In Asia, the astounding pacifism demonstrated by the White House has emboldened China to an unprecedented degree. Beijing’s armed disregard of Philippine Exclusive Economic Zone sovereignty went unanswered either militarily or diplomatically, emboldening China to act aggressively in other areas.
China, liberated by Obama’s weakness, has now openly threatened Japan by establishing air defense procedures over disputed territory, and engaging in other actions (along with its client state North Korea, which has doubled its uranium enrichment capacity and moves ahead ever more rapidly in missile development) which threaten that nation which has been a peaceful neighbor since the end of World War II. As a result, Tokyo is seriously rejecting its anti-war constitution and acquiring nuclear arms, signaling the start of an atomic arms race in yet another portion of the world.
The President refused to even acknowledge China’s hyper-aggressive cyber espionage against American corporate, civil, military and government targets until the White House itself was hacked. He has been reticent to acknowledge Beijing’s unprecedented and sophisticated military buildup, which exceeds in proportion the arms development of either the United States or the Soviet Union during the height of the first Cold War. It is now projected that by 2020, the Chinese Navy may have control of the western Pacific.
All this has occurred within the dangerous backdrop of the President’s sharp and unprecedented unilateral reduction in arms spending, as well as his proposals to further slash the American nuclear deterrent without any reciprocity from Russia or China.
Given the poor results of Mr. Obama’s international efforts, it is appropriate to ask why he hasn’t changed course.
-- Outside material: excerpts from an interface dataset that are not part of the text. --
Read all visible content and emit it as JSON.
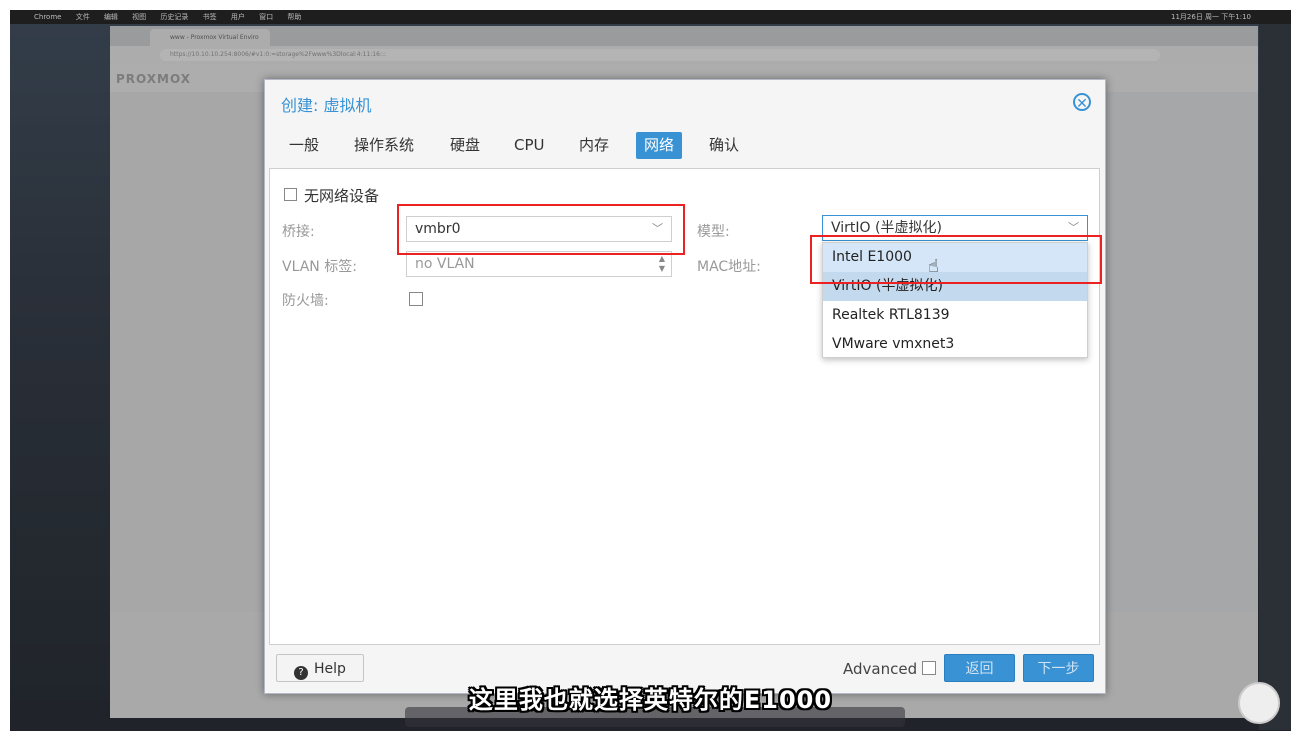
{
  "mac_menubar": {
    "items": [
      "Chrome",
      "文件",
      "编辑",
      "视图",
      "历史记录",
      "书签",
      "用户",
      "窗口",
      "帮助"
    ],
    "clock": "11月26日 周一 下午1:10"
  },
  "browser": {
    "tab_title": "www - Proxmox Virtual Enviro",
    "url": "https://10.10.10.254:8006/#v1:0:=storage%2Fwww%3Dlocal:4:11:16:::"
  },
  "pve": {
    "logo": "PROXMOX"
  },
  "dialog": {
    "title": "创建: 虚拟机",
    "tabs": [
      "一般",
      "操作系统",
      "硬盘",
      "CPU",
      "内存",
      "网络",
      "确认"
    ],
    "active_tab": "网络",
    "no_network_label": "无网络设备",
    "bridge_label": "桥接:",
    "bridge_value": "vmbr0",
    "vlan_label": "VLAN 标签:",
    "vlan_placeholder": "no VLAN",
    "firewall_label": "防火墙:",
    "model_label": "模型:",
    "model_value": "VirtIO (半虚拟化)",
    "mac_label": "MAC地址:",
    "model_options": [
      "Intel E1000",
      "VirtIO (半虚拟化)",
      "Realtek RTL8139",
      "VMware vmxnet3"
    ],
    "help_label": "Help",
    "advanced_label": "Advanced",
    "back_label": "返回",
    "next_label": "下一步"
  },
  "subtitle": "这里我也就选择英特尔的E1000",
  "colors": {
    "accent": "#3892d4",
    "annotation_red": "#ec2222"
  }
}
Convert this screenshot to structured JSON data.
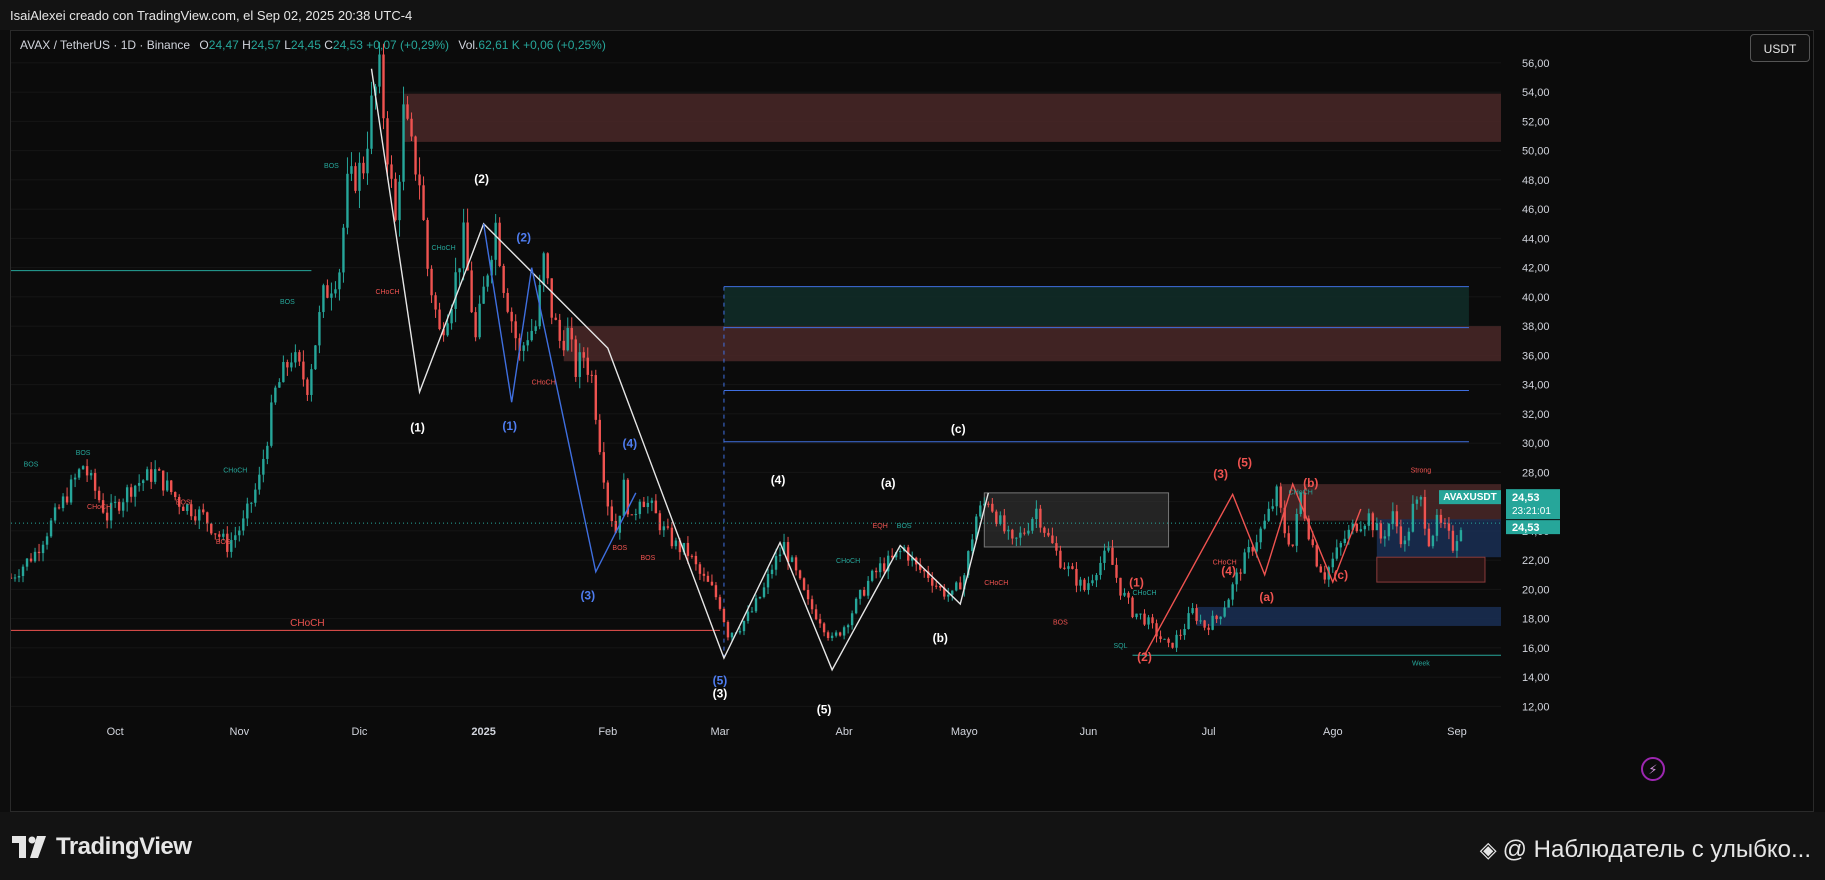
{
  "header": {
    "attribution": "IsaiAlexei creado con TradingView.com, el Sep 02, 2025 20:38 UTC-4"
  },
  "legend": {
    "symbol": "AVAX / TetherUS · 1D · Binance",
    "o_label": "O",
    "o_value": "24,47",
    "h_label": "H",
    "h_value": "24,57",
    "l_label": "L",
    "l_value": "24,45",
    "c_label": "C",
    "c_value": "24,53",
    "change": "+0,07 (+0,29%)",
    "vol_label": "Vol.",
    "vol_value": "62,61 K",
    "vol_change": "+0,06 (+0,25%)"
  },
  "currency_button": "USDT",
  "price_tags": {
    "symbol": "AVAXUSDT",
    "price": "24,53",
    "countdown": "23:21:01",
    "price2": "24,53"
  },
  "footer": {
    "logo_text": "TradingView",
    "watermark": "@ Наблюдатель с улыбко..."
  },
  "colors": {
    "up": "#26a69a",
    "down": "#ef5350",
    "background": "#0b0b0b",
    "supply_zone": "#4a2828",
    "demand_zone": "#10302a",
    "blue_zone": "#1a2f55"
  },
  "chart_data": {
    "type": "candlestick",
    "ylim": [
      11,
      57.5
    ],
    "y_ticks": [
      12,
      14,
      16,
      18,
      20,
      22,
      24,
      26,
      28,
      30,
      32,
      34,
      36,
      38,
      40,
      42,
      44,
      46,
      48,
      50,
      52,
      54,
      56
    ],
    "y_tick_labels": [
      "12,00",
      "14,00",
      "16,00",
      "18,00",
      "20,00",
      "22,00",
      "24,00",
      "26,00",
      "28,00",
      "30,00",
      "32,00",
      "34,00",
      "36,00",
      "38,00",
      "40,00",
      "42,00",
      "44,00",
      "46,00",
      "48,00",
      "50,00",
      "52,00",
      "54,00",
      "56,00"
    ],
    "x_labels": [
      {
        "label": "Oct",
        "day": 26
      },
      {
        "label": "Nov",
        "day": 57
      },
      {
        "label": "Dic",
        "day": 87
      },
      {
        "label": "2025",
        "day": 118
      },
      {
        "label": "Feb",
        "day": 149
      },
      {
        "label": "Mar",
        "day": 177
      },
      {
        "label": "Abr",
        "day": 208
      },
      {
        "label": "Mayo",
        "day": 238
      },
      {
        "label": "Jun",
        "day": 269
      },
      {
        "label": "Jul",
        "day": 299
      },
      {
        "label": "Ago",
        "day": 330
      },
      {
        "label": "Sep",
        "day": 361
      }
    ],
    "last_price": 24.53,
    "close_path": [
      [
        0,
        20.8
      ],
      [
        6,
        22.5
      ],
      [
        12,
        25.5
      ],
      [
        18,
        28.5
      ],
      [
        24,
        25.0
      ],
      [
        30,
        27.0
      ],
      [
        36,
        28.0
      ],
      [
        42,
        26.0
      ],
      [
        48,
        25.0
      ],
      [
        54,
        23.0
      ],
      [
        58,
        24.5
      ],
      [
        62,
        27.5
      ],
      [
        66,
        33.5
      ],
      [
        70,
        36.0
      ],
      [
        74,
        34.0
      ],
      [
        78,
        40.0
      ],
      [
        82,
        42.0
      ],
      [
        84,
        47.5
      ],
      [
        88,
        49.0
      ],
      [
        90,
        53.0
      ],
      [
        92,
        55.3
      ],
      [
        94,
        50.0
      ],
      [
        96,
        45.0
      ],
      [
        98,
        52.5
      ],
      [
        100,
        50.0
      ],
      [
        102,
        48.0
      ],
      [
        104,
        42.0
      ],
      [
        107,
        37.5
      ],
      [
        110,
        40.0
      ],
      [
        113,
        44.0
      ],
      [
        116,
        37.0
      ],
      [
        119,
        42.0
      ],
      [
        121,
        45.0
      ],
      [
        123,
        41.0
      ],
      [
        125,
        38.5
      ],
      [
        127,
        36.0
      ],
      [
        129,
        37.5
      ],
      [
        131,
        38.0
      ],
      [
        133,
        42.5
      ],
      [
        135,
        39.0
      ],
      [
        137,
        37.0
      ],
      [
        139,
        37.5
      ],
      [
        141,
        35.0
      ],
      [
        143,
        36.0
      ],
      [
        145,
        34.5
      ],
      [
        147,
        30.0
      ],
      [
        149,
        26.0
      ],
      [
        151,
        24.0
      ],
      [
        153,
        27.0
      ],
      [
        155,
        24.5
      ],
      [
        157,
        26.5
      ],
      [
        160,
        25.5
      ],
      [
        163,
        24.0
      ],
      [
        166,
        23.0
      ],
      [
        169,
        22.5
      ],
      [
        172,
        21.0
      ],
      [
        175,
        20.0
      ],
      [
        177,
        19.0
      ],
      [
        179,
        17.0
      ],
      [
        182,
        17.5
      ],
      [
        185,
        18.5
      ],
      [
        188,
        20.0
      ],
      [
        190,
        21.5
      ],
      [
        193,
        23.0
      ],
      [
        196,
        21.0
      ],
      [
        199,
        19.0
      ],
      [
        202,
        18.0
      ],
      [
        205,
        16.5
      ],
      [
        208,
        17.5
      ],
      [
        211,
        19.0
      ],
      [
        214,
        20.5
      ],
      [
        217,
        21.5
      ],
      [
        220,
        22.0
      ],
      [
        223,
        22.8
      ],
      [
        226,
        21.5
      ],
      [
        229,
        21.0
      ],
      [
        232,
        20.0
      ],
      [
        235,
        19.5
      ],
      [
        238,
        21.0
      ],
      [
        241,
        25.0
      ],
      [
        244,
        26.2
      ],
      [
        247,
        24.5
      ],
      [
        250,
        23.0
      ],
      [
        253,
        24.0
      ],
      [
        256,
        25.5
      ],
      [
        259,
        23.5
      ],
      [
        262,
        22.0
      ],
      [
        265,
        21.0
      ],
      [
        268,
        20.0
      ],
      [
        271,
        21.5
      ],
      [
        274,
        22.5
      ],
      [
        277,
        20.0
      ],
      [
        280,
        18.5
      ],
      [
        283,
        18.0
      ],
      [
        286,
        17.0
      ],
      [
        289,
        16.0
      ],
      [
        292,
        17.0
      ],
      [
        295,
        18.5
      ],
      [
        298,
        17.5
      ],
      [
        301,
        18.0
      ],
      [
        304,
        19.5
      ],
      [
        307,
        21.5
      ],
      [
        310,
        23.0
      ],
      [
        313,
        24.5
      ],
      [
        316,
        26.5
      ],
      [
        318,
        24.0
      ],
      [
        320,
        23.0
      ],
      [
        322,
        26.5
      ],
      [
        324,
        24.0
      ],
      [
        326,
        22.0
      ],
      [
        328,
        21.0
      ],
      [
        330,
        22.0
      ],
      [
        333,
        23.5
      ],
      [
        336,
        24.5
      ],
      [
        339,
        25.0
      ],
      [
        342,
        23.5
      ],
      [
        345,
        25.0
      ],
      [
        348,
        23.0
      ],
      [
        350,
        25.5
      ],
      [
        352,
        26.0
      ],
      [
        354,
        23.5
      ],
      [
        356,
        24.5
      ],
      [
        358,
        24.0
      ],
      [
        360,
        23.0
      ],
      [
        362,
        24.53
      ]
    ],
    "zones": [
      {
        "type": "supply",
        "x0": 98,
        "x1": 372,
        "y0": 50.6,
        "y1": 53.9
      },
      {
        "type": "demand",
        "x0": 178,
        "x1": 364,
        "y0": 37.9,
        "y1": 40.7
      },
      {
        "type": "supply",
        "x0": 138,
        "x1": 372,
        "y0": 35.6,
        "y1": 38.0
      },
      {
        "type": "grey",
        "x0": 243,
        "x1": 289,
        "y0": 22.9,
        "y1": 26.6
      },
      {
        "type": "supply",
        "x0": 317,
        "x1": 372,
        "y0": 24.7,
        "y1": 27.2
      },
      {
        "type": "blue",
        "x0": 341,
        "x1": 372,
        "y0": 22.2,
        "y1": 24.8
      },
      {
        "type": "supply-outline",
        "x0": 341,
        "x1": 368,
        "y0": 20.5,
        "y1": 22.2
      },
      {
        "type": "blue",
        "x0": 296,
        "x1": 372,
        "y0": 17.5,
        "y1": 18.8
      }
    ],
    "lines": [
      {
        "color": "#26a69a",
        "x0": 0,
        "x1": 75,
        "y": 41.8
      },
      {
        "color": "#ef5350",
        "x0": 0,
        "x1": 177,
        "y": 17.2
      },
      {
        "color": "#3f6fe0",
        "x0": 178,
        "x1": 364,
        "y": 40.7
      },
      {
        "color": "#3f6fe0",
        "x0": 178,
        "x1": 364,
        "y": 37.9
      },
      {
        "color": "#3f6fe0",
        "x0": 178,
        "x1": 364,
        "y": 33.6
      },
      {
        "color": "#3f6fe0",
        "x0": 178,
        "x1": 364,
        "y": 30.1
      },
      {
        "color": "#26a69a",
        "x0": 280,
        "x1": 372,
        "y": 15.5
      }
    ],
    "wave_white": [
      [
        90,
        55.6
      ],
      [
        102,
        33.5
      ],
      [
        118,
        45.0
      ],
      [
        149,
        36.5
      ],
      [
        178,
        15.3
      ],
      [
        192,
        23.2
      ],
      [
        205,
        14.5
      ],
      [
        222,
        23.0
      ],
      [
        237,
        19.0
      ],
      [
        244,
        26.6
      ]
    ],
    "wave_blue": [
      [
        118,
        45.0
      ],
      [
        125,
        32.8
      ],
      [
        130,
        42.0
      ],
      [
        146,
        21.2
      ],
      [
        156,
        26.6
      ]
    ],
    "wave_red": [
      [
        283,
        15.5
      ],
      [
        305,
        26.5
      ],
      [
        313,
        21.0
      ],
      [
        320,
        27.2
      ],
      [
        330,
        20.5
      ],
      [
        337,
        25.5
      ]
    ],
    "wave_labels": [
      {
        "text": "(1)",
        "x": 101.5,
        "y": 30.8,
        "color": "#ffffff"
      },
      {
        "text": "(2)",
        "x": 117.5,
        "y": 47.8,
        "color": "#ffffff"
      },
      {
        "text": "(3)",
        "x": 177,
        "y": 12.6,
        "color": "#ffffff"
      },
      {
        "text": "(4)",
        "x": 191.5,
        "y": 27.2,
        "color": "#ffffff"
      },
      {
        "text": "(a)",
        "x": 219,
        "y": 27.0,
        "color": "#ffffff"
      },
      {
        "text": "(b)",
        "x": 232,
        "y": 16.4,
        "color": "#ffffff"
      },
      {
        "text": "(c)",
        "x": 236.5,
        "y": 30.7,
        "color": "#ffffff"
      },
      {
        "text": "(5)",
        "x": 203,
        "y": 11.5,
        "color": "#ffffff"
      },
      {
        "text": "(1)",
        "x": 124.5,
        "y": 30.9,
        "color": "#4f7df0"
      },
      {
        "text": "(2)",
        "x": 128,
        "y": 43.8,
        "color": "#4f7df0"
      },
      {
        "text": "(3)",
        "x": 144,
        "y": 19.3,
        "color": "#4f7df0"
      },
      {
        "text": "(4)",
        "x": 154.5,
        "y": 29.7,
        "color": "#4f7df0"
      },
      {
        "text": "(5)",
        "x": 177,
        "y": 13.5,
        "color": "#4f7df0"
      },
      {
        "text": "(1)",
        "x": 281,
        "y": 20.2,
        "color": "#ef5350"
      },
      {
        "text": "(2)",
        "x": 283,
        "y": 15.1,
        "color": "#ef5350"
      },
      {
        "text": "(3)",
        "x": 302,
        "y": 27.6,
        "color": "#ef5350"
      },
      {
        "text": "(4)",
        "x": 304,
        "y": 21.0,
        "color": "#ef5350"
      },
      {
        "text": "(5)",
        "x": 308,
        "y": 28.4,
        "color": "#ef5350"
      },
      {
        "text": "(a)",
        "x": 313.5,
        "y": 19.2,
        "color": "#ef5350"
      },
      {
        "text": "(b)",
        "x": 324.5,
        "y": 27.0,
        "color": "#ef5350"
      },
      {
        "text": "(c)",
        "x": 332,
        "y": 20.7,
        "color": "#ef5350"
      }
    ],
    "annotations": [
      {
        "text": "BOS",
        "x": 5,
        "y": 28.4,
        "color": "#26a69a"
      },
      {
        "text": "BOS",
        "x": 18,
        "y": 29.2,
        "color": "#26a69a"
      },
      {
        "text": "CHoCH",
        "x": 22,
        "y": 25.5,
        "color": "#ef5350"
      },
      {
        "text": "BOS",
        "x": 43,
        "y": 25.8,
        "color": "#ef5350"
      },
      {
        "text": "CHoCH",
        "x": 56,
        "y": 28.0,
        "color": "#26a69a"
      },
      {
        "text": "BOS",
        "x": 53,
        "y": 23.1,
        "color": "#ef5350"
      },
      {
        "text": "BOS",
        "x": 69,
        "y": 39.5,
        "color": "#26a69a"
      },
      {
        "text": "BOS",
        "x": 80,
        "y": 48.8,
        "color": "#26a69a"
      },
      {
        "text": "CHoCH",
        "x": 94,
        "y": 40.2,
        "color": "#ef5350"
      },
      {
        "text": "CHoCH",
        "x": 108,
        "y": 43.2,
        "color": "#26a69a"
      },
      {
        "text": "CHoCH",
        "x": 133,
        "y": 34.0,
        "color": "#ef5350"
      },
      {
        "text": "BOS",
        "x": 152,
        "y": 22.7,
        "color": "#ef5350"
      },
      {
        "text": "BOS",
        "x": 159,
        "y": 22.0,
        "color": "#ef5350"
      },
      {
        "text": "CHoCH",
        "x": 74,
        "y": 17.5,
        "color": "#ef5350",
        "size": 10
      },
      {
        "text": "CHoCH",
        "x": 209,
        "y": 21.8,
        "color": "#26a69a"
      },
      {
        "text": "EQH",
        "x": 217,
        "y": 24.2,
        "color": "#ef5350"
      },
      {
        "text": "BOS",
        "x": 223,
        "y": 24.2,
        "color": "#26a69a"
      },
      {
        "text": "CHoCH",
        "x": 246,
        "y": 20.3,
        "color": "#ef5350"
      },
      {
        "text": "BOS",
        "x": 262,
        "y": 17.6,
        "color": "#ef5350"
      },
      {
        "text": "SQL",
        "x": 277,
        "y": 16.0,
        "color": "#26a69a"
      },
      {
        "text": "CHoCH",
        "x": 283,
        "y": 19.6,
        "color": "#26a69a"
      },
      {
        "text": "CHoCH",
        "x": 303,
        "y": 21.7,
        "color": "#ef5350"
      },
      {
        "text": "CHoCH",
        "x": 322,
        "y": 26.5,
        "color": "#26a69a"
      },
      {
        "text": "Strong",
        "x": 352,
        "y": 28.0,
        "color": "#ef5350"
      },
      {
        "text": "Week",
        "x": 352,
        "y": 14.8,
        "color": "#26a69a"
      }
    ]
  }
}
Other presidents have shifted direction following unwanted results on both domestic and foreign fronts.
There is a third, and significantly troubling, possibility. Perhaps Mr. Obama’s worldview is so radically different than that of the American people, and indeed, all of his White House predecessors, that what the general U.S. population sees as a bad result for the country, he sees as “progress.” The President promised profound changes in the nation; there is no reason to assume that this excluded the foreign policy that America has adhered to since 1945, through both Republican and Democrat administrations.
The radical views of some in his administration give credence to this. If this is the case, than Mr. Obama owes to both Congress and the voters an explanation of why he has preceded down this road without informing them of his goals.